Last July I singled out Ortiz as the lead villain in the 2012 Muzzle Awards, an annual feature I’ve been writing for the Phoenix newspapers of Boston, Providence and Portland since 1998. The reason: her prosecution of Tarek Mehanna, a Boston-area pharmacist who had acted as a propagandist for Al Qaeda.

Mehanna was sentenced to prison for 17 years — not because of what he did, but because of what he said, wrote and translated. Though Mehanna had once unsuccessfully sought training at a jihadi terrorist camp in Yemen, the government’s case was based almost entirely on activities that were, or should have been, protected by the First Amendment.

Make no mistake: Mehanna’s propaganda was “brutal, disgusting and unambiguously supportive of Islamic insurgencies in Iraq, Afghanistan and Somalia,” Yale political scientist Andrew March wrote in The New York Times. But as March, the ACLU and others pointed out in defense of Mehanna, the more loathsome the speech, the more it deserves protection under the Constitution.

In addition to the prosecution of Tarek Mehanna and the persecution of Aaron Swartz, there is the matter of Sal DiMasi, a former speaker of the Massachusetts House who is now serving time in federal prison on political corruption charges brought by Ortiz.

Last June DiMasi revealed he had advanced tongue cancer — and he accused federal prison authorities of ignoring his pleas for medical care while he was shuttled back and forth to Boston so that he could be questioned about a patronage scandal Ortiz’s office was investigating. It would be a stretch to connect Ortiz directly with DiMasi’s health woes. She is, nevertheless, a key player in a system that could transform DiMasi’s prison sentence into a death sentence.

Notwithstanding the anger that has been unleashed at Ortiz following Aaron Swartz’s death, she should not be regarded as an anomaly. As the noted civil-liberties lawyer Harvey Silverglate pointed out in his 2009 book, “Three Felonies a Day: How the Feds Target the Innocent,” federal prosecutors have been given vague, broad powers that have led to outrages against justice across the country.

“Wrongful prosecution of innocent conduct that is twisted into a felony charge has wrecked many an innocent life and career,” wrote Silverglate, a friend and occasional collaborator. “Whole families have been devastated, as have myriad relationships and entire companies.”

Ortiz may now find that her willingness to use those vast powers against Swartz could have a harmful effect on her future.
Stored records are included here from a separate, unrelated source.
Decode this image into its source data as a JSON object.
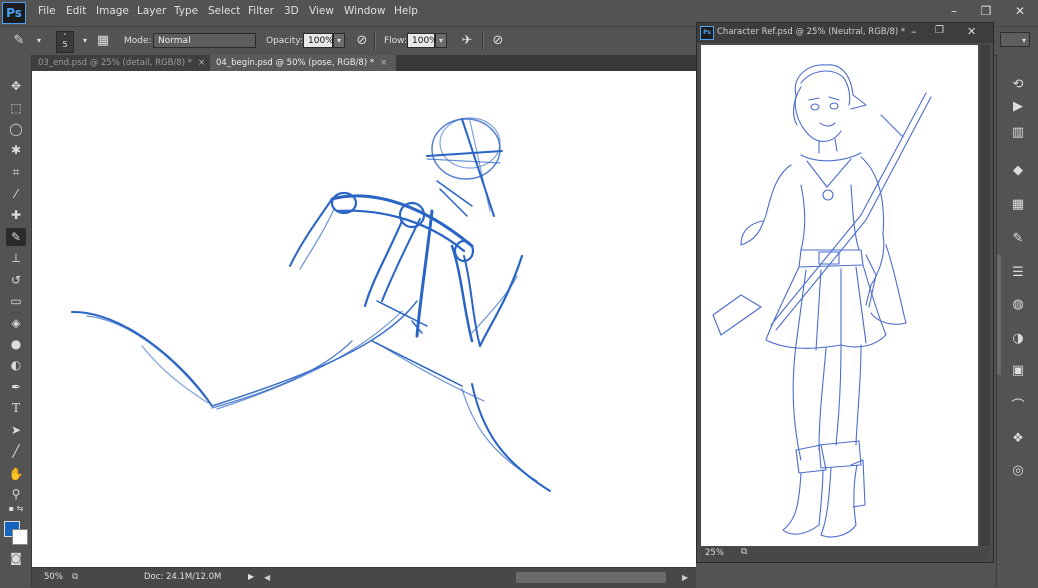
{
  "app": {
    "logo": "Ps"
  },
  "menu": [
    "File",
    "Edit",
    "Image",
    "Layer",
    "Type",
    "Select",
    "Filter",
    "3D",
    "View",
    "Window",
    "Help"
  ],
  "window_controls": {
    "minimize": "–",
    "restore": "❐",
    "close": "✕"
  },
  "options": {
    "brush_size": "5",
    "mode_label": "Mode:",
    "mode_value": "Normal",
    "opacity_label": "Opacity:",
    "opacity_value": "100%",
    "flow_label": "Flow:",
    "flow_value": "100%"
  },
  "tabs": [
    {
      "label": "03_end.psd @ 25% (detail, RGB/8) *",
      "active": false
    },
    {
      "label": "04_begin.psd @ 50% (pose, RGB/8) *",
      "active": true
    }
  ],
  "tab_close": "×",
  "status": {
    "zoom": "50%",
    "doc": "Doc: 24.1M/12.0M"
  },
  "ref_window": {
    "title": "Character Ref.psd @ 25% (Neutral, RGB/8) *",
    "zoom": "25%",
    "controls": {
      "minimize": "–",
      "restore": "❐",
      "close": "✕"
    }
  },
  "colors": {
    "foreground": "#1565c0",
    "background": "#ffffff",
    "sketch_stroke": "#1f5fbf",
    "ref_stroke": "#4a6fcf"
  },
  "tools": [
    "move-icon",
    "marquee-icon",
    "lasso-icon",
    "magic-wand-icon",
    "crop-icon",
    "eyedropper-icon",
    "spot-heal-icon",
    "brush-icon",
    "clone-stamp-icon",
    "history-brush-icon",
    "eraser-icon",
    "paint-bucket-icon",
    "blur-icon",
    "dodge-icon",
    "pen-icon",
    "type-icon",
    "path-select-icon",
    "line-icon",
    "hand-icon",
    "zoom-icon"
  ],
  "dock_icons": [
    "history-icon",
    "actions-icon",
    "swatches-icon",
    "layers-icon",
    "channels-icon",
    "brush-presets-icon",
    "adjustments-icon",
    "styles-icon",
    "color-icon",
    "navigator-icon",
    "curves-icon",
    "paths-icon",
    "properties-icon"
  ]
}
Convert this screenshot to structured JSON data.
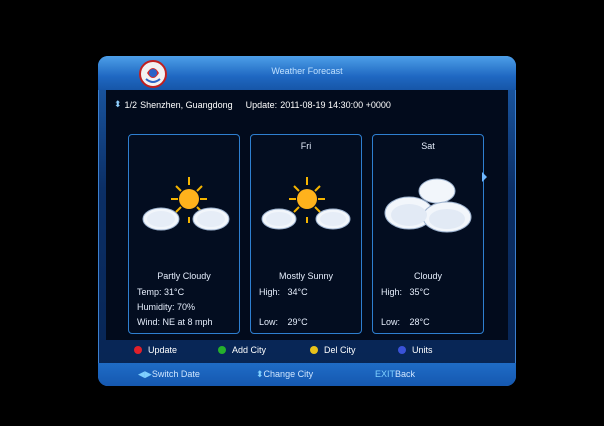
{
  "window": {
    "title": "Weather Forecast"
  },
  "location": {
    "index": "1/2",
    "city": "Shenzhen, Guangdong",
    "update_label": "Update:",
    "update_time": "2011-08-19 14:30:00 +0000"
  },
  "cards": [
    {
      "day": "",
      "condition": "Partly Cloudy",
      "icon": "partly-cloudy-icon",
      "line1_label": "Temp:",
      "line1_value": "31°C",
      "line2_label": "Humidity:",
      "line2_value": "70%",
      "line3_label": "Wind:",
      "line3_value": "NE at 8 mph"
    },
    {
      "day": "Fri",
      "condition": "Mostly Sunny",
      "icon": "mostly-sunny-icon",
      "line1_label": "High:",
      "line1_value": "34°C",
      "line2_label": "Low:",
      "line2_value": "29°C"
    },
    {
      "day": "Sat",
      "condition": "Cloudy",
      "icon": "cloudy-icon",
      "line1_label": "High:",
      "line1_value": "35°C",
      "line2_label": "Low:",
      "line2_value": "28°C"
    }
  ],
  "color_buttons": [
    {
      "label": "Update",
      "color": "#e0202a"
    },
    {
      "label": "Add City",
      "color": "#25b02c"
    },
    {
      "label": "Del City",
      "color": "#e8c21a"
    },
    {
      "label": "Units",
      "color": "#3a52d8"
    }
  ],
  "nav_hints": {
    "switch_date": "Switch Date",
    "change_city": "Change City",
    "exit_key": "EXIT",
    "exit_label": "Back"
  }
}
As a Latina and as a tough law-and-order Democrat, she has been seen as a hot political property in Massachusetts. In 2011 The Boston Globe Magazine named her its “Bostonian of the Year.” She recently told the Boston Herald she was not interested in running for either the U.S. Senate or governor. But that doesn’t mean she couldn’t be persuaded. Now, though, she may be regarded as damaged goods.

Those who are mourning the death of Aaron Swartz should keep in mind that he had long struggled with depression. Blaming his suicide on Carmen Ortiz is unfair.

Nevertheless, the case she was pursuing against Swartz was wildly disproportionate, and illustrated much that is wrong with our system of justice. Nothing good can come from his death. But at the very least it should prompt consideration of why such brutality has become a routine part of the American system of justice.

Update: MIT, where Swartz allegedly downloaded the JSTOR articles, has announced an internal investigation, reports Evan Allen of The Boston Globe. Lauren Landry of BostInno has statements from MIT president Rafael Reif and from JSTOR.

Photo (cc) by Daniel J. Sieradski via Wikimedia Commons and published here under a Creative Commons license. Some rights reserved.